MATERIAL FOR THE TASK below:

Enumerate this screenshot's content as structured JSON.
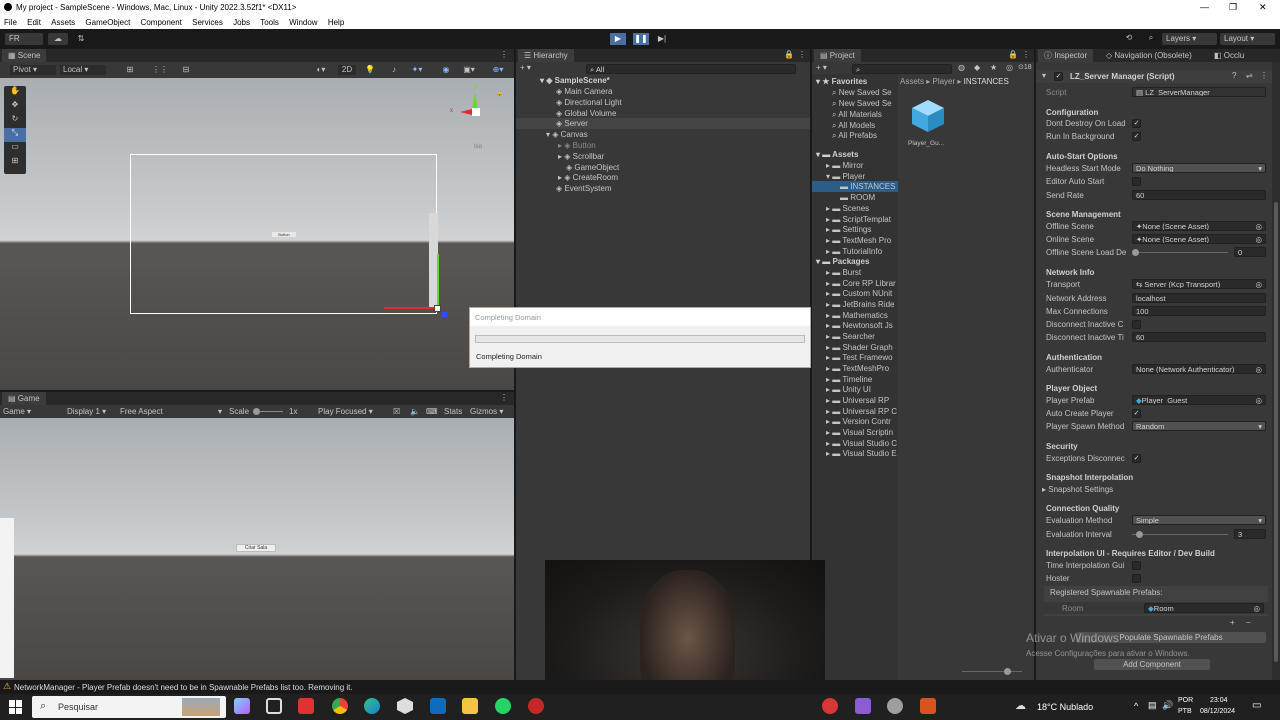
{
  "title_bar": {
    "title": "My project - SampleScene - Windows, Mac, Linux - Unity 2022.3.52f1* <DX11>",
    "controls": [
      "—",
      "❐",
      "✕"
    ]
  },
  "menu": [
    "File",
    "Edit",
    "Assets",
    "GameObject",
    "Component",
    "Services",
    "Jobs",
    "Tools",
    "Window",
    "Help"
  ],
  "toolbar": {
    "account": "FR",
    "layers": "Layers",
    "layout": "Layout"
  },
  "scene": {
    "tab": "Scene",
    "pivot": "Pivot",
    "local": "Local",
    "mode_2d": "2D",
    "gizmo_label": "Iso",
    "ui_text": "Button"
  },
  "game": {
    "tab": "Game",
    "mode": "Game",
    "display": "Display 1",
    "aspect": "Free Aspect",
    "scale_label": "Scale",
    "scale_value": "1x",
    "play": "Play Focused",
    "stats": "Stats",
    "gizmos": "Gizmos",
    "button_text": "Criar Sala"
  },
  "hierarchy": {
    "tab": "Hierarchy",
    "search": "All",
    "scene": "SampleScene*",
    "items": [
      "Main Camera",
      "Directional Light",
      "Global Volume",
      "Server",
      "Canvas",
      "Button",
      "Scrollbar",
      "GameObject",
      "CreateRoom",
      "EventSystem"
    ]
  },
  "project": {
    "tab": "Project",
    "count": "18",
    "breadcrumb": [
      "Assets",
      "Player",
      "INSTANCES"
    ],
    "favorites_title": "Favorites",
    "favorites": [
      "New Saved Se",
      "New Saved Se",
      "All Materials",
      "All Models",
      "All Prefabs"
    ],
    "assets_title": "Assets",
    "assets": [
      "Mirror",
      "Player",
      "INSTANCES",
      "ROOM",
      "Scenes",
      "ScriptTemplat",
      "Settings",
      "TextMesh Pro",
      "TutorialInfo"
    ],
    "packages_title": "Packages",
    "packages": [
      "Burst",
      "Core RP Librar",
      "Custom NUnit",
      "JetBrains Ride",
      "Mathematics",
      "Newtonsoft Js",
      "Searcher",
      "Shader Graph",
      "Test Framewo",
      "TextMeshPro",
      "Timeline",
      "Unity UI",
      "Universal RP",
      "Universal RP C",
      "Version Contr",
      "Visual Scriptin",
      "Visual Studio C",
      "Visual Studio E"
    ],
    "asset_item": "Player_Gu..."
  },
  "dialog": {
    "title": "Completing Domain",
    "progress": 0.0,
    "message": "Completing Domain"
  },
  "inspector": {
    "tab": "Inspector",
    "tab2": "Navigation (Obsolete)",
    "tab3": "Occlu",
    "component": "LZ_Server Manager (Script)",
    "script_label": "Script",
    "script_value": "LZ_ServerManager",
    "sections": {
      "configuration": "Configuration",
      "autostart": "Auto-Start Options",
      "scene_mgmt": "Scene Management",
      "network": "Network Info",
      "auth": "Authentication",
      "player": "Player Object",
      "security": "Security",
      "snapshot": "Snapshot Interpolation",
      "conn": "Connection Quality",
      "interp_ui": "Interpolation UI - Requires Editor / Dev Build"
    },
    "fields": {
      "dont_destroy": "Dont Destroy On Load",
      "run_bg": "Run In Background",
      "headless": "Headless Start Mode",
      "headless_v": "Do Nothing",
      "editor_auto": "Editor Auto Start",
      "send_rate": "Send Rate",
      "send_rate_v": "60",
      "offline": "Offline Scene",
      "offline_v": "None (Scene Asset)",
      "online": "Online Scene",
      "online_v": "None (Scene Asset)",
      "offline_delay": "Offline Scene Load De",
      "offline_delay_v": "0",
      "transport": "Transport",
      "transport_v": "Server (Kcp Transport)",
      "address": "Network Address",
      "address_v": "localhost",
      "max_conn": "Max Connections",
      "max_conn_v": "100",
      "disc_c": "Disconnect Inactive C",
      "disc_t": "Disconnect Inactive Ti",
      "disc_t_v": "60",
      "authenticator": "Authenticator",
      "authenticator_v": "None (Network Authenticator)",
      "player_prefab": "Player Prefab",
      "player_prefab_v": "Player_Guest",
      "auto_create": "Auto Create Player",
      "spawn_method": "Player Spawn Method",
      "spawn_method_v": "Random",
      "exceptions": "Exceptions Disconnec",
      "snapshot_settings": "Snapshot Settings",
      "eval_method": "Evaluation Method",
      "eval_method_v": "Simple",
      "eval_interval": "Evaluation Interval",
      "eval_interval_v": "3",
      "time_interp": "Time Interpolation Gui",
      "hoster": "Hoster",
      "registered": "Registered Spawnable Prefabs:",
      "room_label": "Room",
      "room_value": "Room",
      "populate": "Populate Spawnable Prefabs",
      "add_component": "Add Component"
    }
  },
  "watermark": {
    "line1": "Ativar o Windows",
    "line2": "Acesse Configurações para ativar o Windows."
  },
  "status": {
    "message": "NetworkManager - Player Prefab doesn't need to be in Spawnable Prefabs list too. Removing it."
  },
  "taskbar": {
    "search": "Pesquisar",
    "weather": "18°C Nublado",
    "lang1": "POR",
    "lang2": "PTB",
    "time": "23:04",
    "date": "08/12/2024"
  }
}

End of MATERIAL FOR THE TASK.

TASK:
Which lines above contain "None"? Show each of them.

ANSWER SPACE:
      "offline_v": "None (Scene Asset)",
      "online_v": "None (Scene Asset)",
      "authenticator_v": "None (Network Authenticator)",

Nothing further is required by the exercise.